— YOUR GOAL —
The full set of entries below, restated word for word and stripped of images, is the expected result.

*** Opening of INPUT FOR THIS TASK ***

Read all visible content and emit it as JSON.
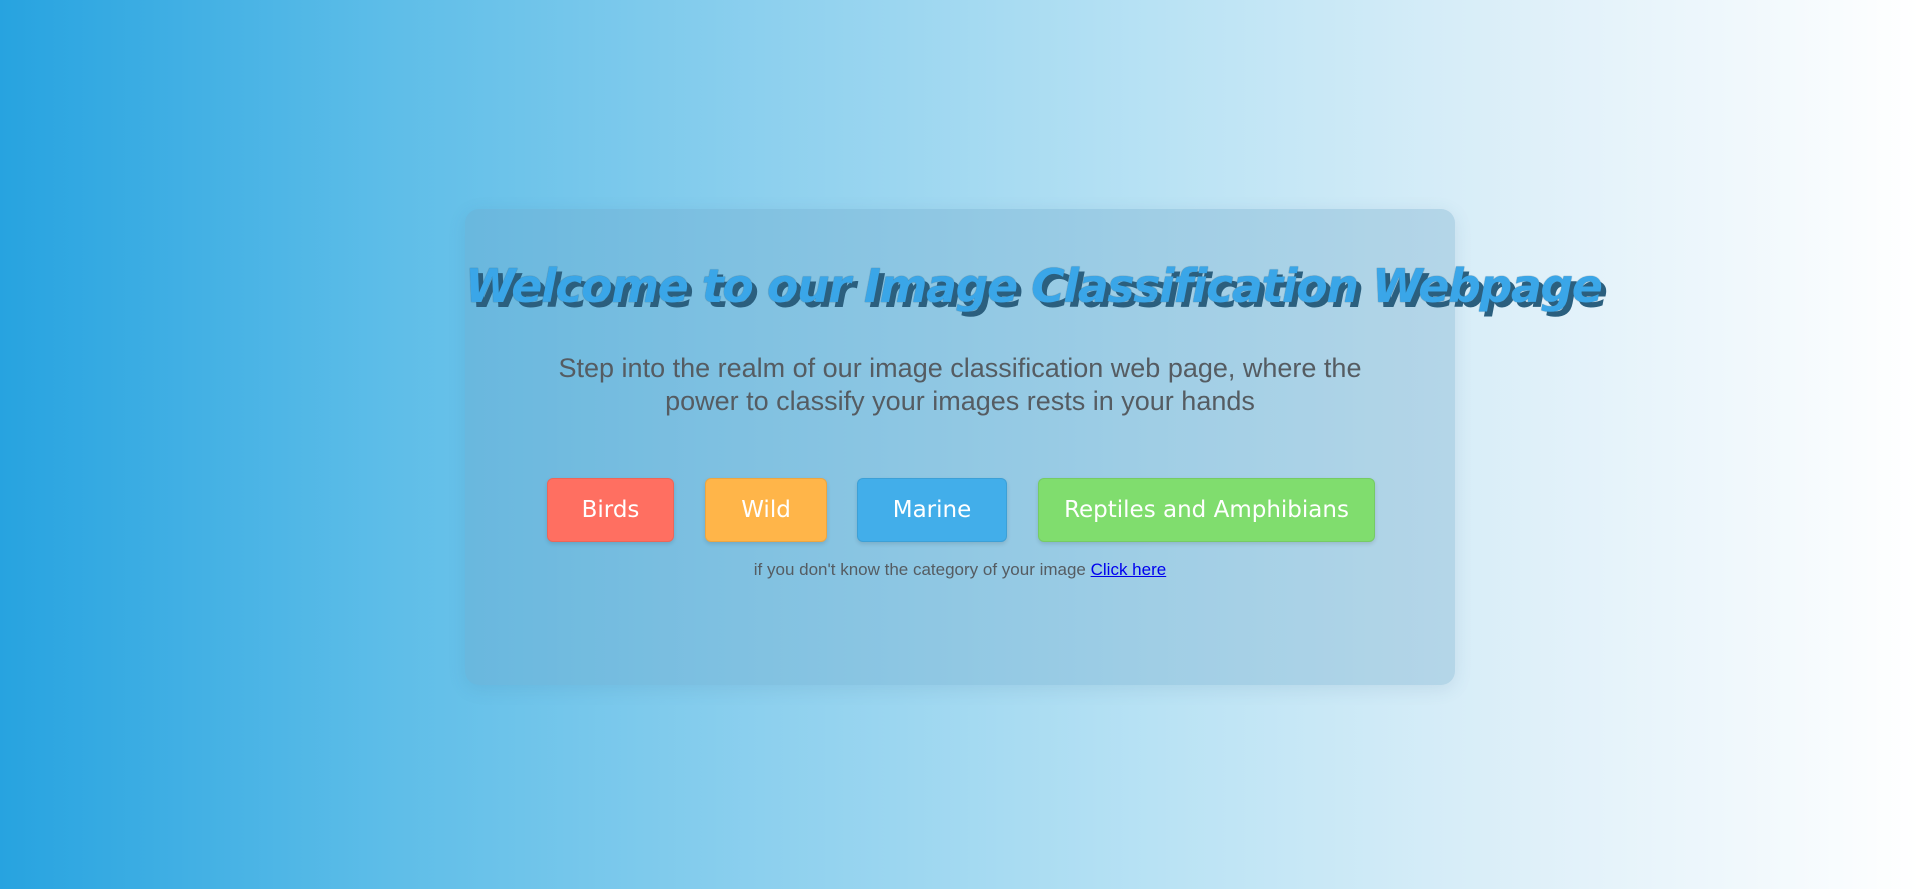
{
  "card": {
    "title": "Welcome to our Image Classification Webpage",
    "subtitle_line1": "Step into the realm of our image classification web page, where the",
    "subtitle_line2": "power to classify your images rests in your hands"
  },
  "categories": [
    {
      "label": "Birds",
      "color": "#ff6f61"
    },
    {
      "label": "Wild",
      "color": "#ffb549"
    },
    {
      "label": "Marine",
      "color": "#42aeea"
    },
    {
      "label": "Reptiles and Amphibians",
      "color": "#80dd6e"
    }
  ],
  "hint": {
    "text": "if you don't know the category of your image ",
    "link_label": "Click here"
  },
  "colors": {
    "title": "#3aa6e8",
    "title_shadow": "#2b5f7e",
    "text": "#555c62",
    "link": "#0000ee"
  }
}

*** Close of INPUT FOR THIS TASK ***

— COMPLETED EXERCISE —
Read all visible content and emit it as JSON.
{
  "card": {
    "title": "Welcome to our Image Classification Webpage",
    "subtitle_line1": "Step into the realm of our image classification web page, where the",
    "subtitle_line2": "power to classify your images rests in your hands"
  },
  "categories": [
    {
      "label": "Birds",
      "color": "#ff6f61"
    },
    {
      "label": "Wild",
      "color": "#ffb549"
    },
    {
      "label": "Marine",
      "color": "#42aeea"
    },
    {
      "label": "Reptiles and Amphibians",
      "color": "#80dd6e"
    }
  ],
  "hint": {
    "text": "if you don't know the category of your image ",
    "link_label": "Click here"
  },
  "colors": {
    "title": "#3aa6e8",
    "title_shadow": "#2b5f7e",
    "text": "#555c62",
    "link": "#0000ee"
  }
}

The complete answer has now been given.